## Directions for this task:
What is needed here is an exact copy of every entry.

[[ Exercise data, beginning ]]

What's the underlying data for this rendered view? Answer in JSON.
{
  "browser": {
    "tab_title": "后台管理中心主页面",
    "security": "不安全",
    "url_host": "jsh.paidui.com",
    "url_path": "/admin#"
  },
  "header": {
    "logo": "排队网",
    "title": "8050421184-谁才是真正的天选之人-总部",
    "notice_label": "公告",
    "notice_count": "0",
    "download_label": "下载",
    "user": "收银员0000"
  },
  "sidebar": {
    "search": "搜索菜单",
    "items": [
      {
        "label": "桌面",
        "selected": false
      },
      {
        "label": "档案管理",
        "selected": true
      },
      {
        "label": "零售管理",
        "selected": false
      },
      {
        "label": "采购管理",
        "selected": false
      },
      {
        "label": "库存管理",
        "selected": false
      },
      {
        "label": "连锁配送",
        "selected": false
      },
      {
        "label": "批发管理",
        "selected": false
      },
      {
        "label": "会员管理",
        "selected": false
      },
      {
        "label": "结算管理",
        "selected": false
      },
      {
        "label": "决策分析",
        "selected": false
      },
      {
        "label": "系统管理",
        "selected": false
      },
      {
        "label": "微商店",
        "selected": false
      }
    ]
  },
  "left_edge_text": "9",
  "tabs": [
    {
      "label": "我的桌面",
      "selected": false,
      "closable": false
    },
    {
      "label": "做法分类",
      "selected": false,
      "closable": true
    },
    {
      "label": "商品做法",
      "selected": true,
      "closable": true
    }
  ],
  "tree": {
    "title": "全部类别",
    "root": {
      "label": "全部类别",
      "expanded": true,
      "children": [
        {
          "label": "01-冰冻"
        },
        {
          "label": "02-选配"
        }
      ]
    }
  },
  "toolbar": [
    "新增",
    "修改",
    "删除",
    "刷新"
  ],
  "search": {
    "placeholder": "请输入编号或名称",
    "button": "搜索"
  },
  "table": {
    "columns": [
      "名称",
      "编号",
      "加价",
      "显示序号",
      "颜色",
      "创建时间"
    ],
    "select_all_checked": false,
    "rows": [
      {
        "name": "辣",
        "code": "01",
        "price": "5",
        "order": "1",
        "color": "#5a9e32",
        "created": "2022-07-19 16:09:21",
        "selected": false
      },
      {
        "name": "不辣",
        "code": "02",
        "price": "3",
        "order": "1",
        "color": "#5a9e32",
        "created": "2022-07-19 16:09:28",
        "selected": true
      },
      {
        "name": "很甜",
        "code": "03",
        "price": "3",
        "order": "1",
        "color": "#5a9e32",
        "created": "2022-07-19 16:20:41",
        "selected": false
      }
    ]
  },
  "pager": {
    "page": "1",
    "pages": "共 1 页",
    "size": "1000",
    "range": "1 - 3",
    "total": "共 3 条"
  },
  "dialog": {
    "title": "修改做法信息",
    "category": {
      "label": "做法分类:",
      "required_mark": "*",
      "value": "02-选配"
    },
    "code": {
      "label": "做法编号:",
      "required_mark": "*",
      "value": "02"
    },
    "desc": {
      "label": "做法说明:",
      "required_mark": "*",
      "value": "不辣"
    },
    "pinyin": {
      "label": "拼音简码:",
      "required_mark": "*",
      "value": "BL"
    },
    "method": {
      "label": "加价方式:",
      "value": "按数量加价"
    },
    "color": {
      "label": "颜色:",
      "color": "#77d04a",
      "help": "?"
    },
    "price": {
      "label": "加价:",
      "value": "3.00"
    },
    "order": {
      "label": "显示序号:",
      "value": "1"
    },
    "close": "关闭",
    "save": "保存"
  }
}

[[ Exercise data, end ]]

## Solution for this exercise:
What's the underlying data for this rendered view? Answer in JSON.
{
  "browser": {
    "tab_title": "后台管理中心主页面",
    "security": "不安全",
    "url_host": "jsh.paidui.com",
    "url_path": "/admin#"
  },
  "header": {
    "logo": "排队网",
    "title": "8050421184-谁才是真正的天选之人-总部",
    "notice_label": "公告",
    "notice_count": "0",
    "download_label": "下载",
    "user": "收银员0000"
  },
  "sidebar": {
    "search": "搜索菜单",
    "items": [
      {
        "label": "桌面",
        "selected": false
      },
      {
        "label": "档案管理",
        "selected": true
      },
      {
        "label": "零售管理",
        "selected": false
      },
      {
        "label": "采购管理",
        "selected": false
      },
      {
        "label": "库存管理",
        "selected": false
      },
      {
        "label": "连锁配送",
        "selected": false
      },
      {
        "label": "批发管理",
        "selected": false
      },
      {
        "label": "会员管理",
        "selected": false
      },
      {
        "label": "结算管理",
        "selected": false
      },
      {
        "label": "决策分析",
        "selected": false
      },
      {
        "label": "系统管理",
        "selected": false
      },
      {
        "label": "微商店",
        "selected": false
      }
    ]
  },
  "left_edge_text": "9",
  "tabs": [
    {
      "label": "我的桌面",
      "selected": false,
      "closable": false
    },
    {
      "label": "做法分类",
      "selected": false,
      "closable": true
    },
    {
      "label": "商品做法",
      "selected": true,
      "closable": true
    }
  ],
  "tree": {
    "title": "全部类别",
    "root": {
      "label": "全部类别",
      "expanded": true,
      "children": [
        {
          "label": "01-冰冻"
        },
        {
          "label": "02-选配"
        }
      ]
    }
  },
  "toolbar": [
    "新增",
    "修改",
    "删除",
    "刷新"
  ],
  "search": {
    "placeholder": "请输入编号或名称",
    "button": "搜索"
  },
  "table": {
    "columns": [
      "名称",
      "编号",
      "加价",
      "显示序号",
      "颜色",
      "创建时间"
    ],
    "select_all_checked": false,
    "rows": [
      {
        "name": "辣",
        "code": "01",
        "price": "5",
        "order": "1",
        "color": "#5a9e32",
        "created": "2022-07-19 16:09:21",
        "selected": false
      },
      {
        "name": "不辣",
        "code": "02",
        "price": "3",
        "order": "1",
        "color": "#5a9e32",
        "created": "2022-07-19 16:09:28",
        "selected": true
      },
      {
        "name": "很甜",
        "code": "03",
        "price": "3",
        "order": "1",
        "color": "#5a9e32",
        "created": "2022-07-19 16:20:41",
        "selected": false
      }
    ]
  },
  "pager": {
    "page": "1",
    "pages": "共 1 页",
    "size": "1000",
    "range": "1 - 3",
    "total": "共 3 条"
  },
  "dialog": {
    "title": "修改做法信息",
    "category": {
      "label": "做法分类:",
      "required_mark": "*",
      "value": "02-选配"
    },
    "code": {
      "label": "做法编号:",
      "required_mark": "*",
      "value": "02"
    },
    "desc": {
      "label": "做法说明:",
      "required_mark": "*",
      "value": "不辣"
    },
    "pinyin": {
      "label": "拼音简码:",
      "required_mark": "*",
      "value": "BL"
    },
    "method": {
      "label": "加价方式:",
      "value": "按数量加价"
    },
    "color": {
      "label": "颜色:",
      "color": "#77d04a",
      "help": "?"
    },
    "price": {
      "label": "加价:",
      "value": "3.00"
    },
    "order": {
      "label": "显示序号:",
      "value": "1"
    },
    "close": "关闭",
    "save": "保存"
  }
}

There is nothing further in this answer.